Meanwhile, we’ve always looked at the image options at WordPress.com with a bit of jealousy. So, we were really excited to see Jetpack’s newest carousel feature, which turns the native WordPress photo gallery into a beautiful viewer.
There are a couple of things that bother me about the new carousel. First, I don’t like the placement and size of the X for closing the viewer. In my experience, every single photo viewer has the closing X in the top right corner, but this carousel placed it in the top left corner, causing a nanosecond of helplessness before I figured out how to close it. And… why so small?
Second, I think it isn’t clear that when you click on a thumbnail you’ll get to a viewer. It’s possible that images should be lined up differently in order to make it clear that there is a slideshow view available.
I’ve created an example here of the carousel. Click on any of the thumbnails below to see the carousel for the native WP gallery in action:
An alternative: Carousel without Jetpack: A few days ago, WPBeginner forked the Carousel module from Jetpack and offered it as a stand-alone plugin! And he says if Jetpack upgrades the feature, he’ll upgrade his plugin. Yay!
Conclusions: A plugin for non-techy people?

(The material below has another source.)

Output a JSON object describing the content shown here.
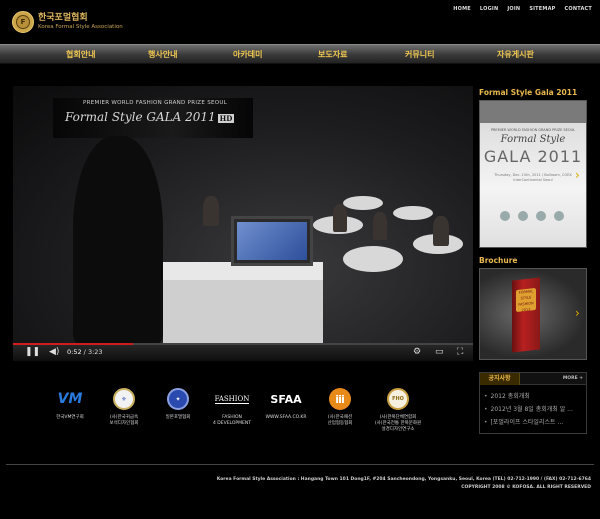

I wish I could see only the positive aspects in this plugin. WordPress.com is working hard to give out nice free plugins and with the newest Jetpack’s comments and carousel features, I am really tempted to start using it on our clients’ sites. But for now, I can’t bring myself to add 13 plugins to all their sites and I don’t want to have to connect WordPress.com accounts to use all of them! I wouldn’t even know which WordPress.com account to connect it to since our clients usually don’t have one and it feels weird to connect it to our account.
On the other hand, I wonder if maybe we aren’t the target audience for Jetpack. We are developers, creating custom sites from scratch. For us the plugin is bulky, providing unnecessary features and feeling possibly big brotherish. But maybe Jetpack opens up more options to lo-tech users of self-hosted WordPress sites who will love having the ability to install 13 plugins in one click.
Do you use Jetpack? What do you see as the pros and cons?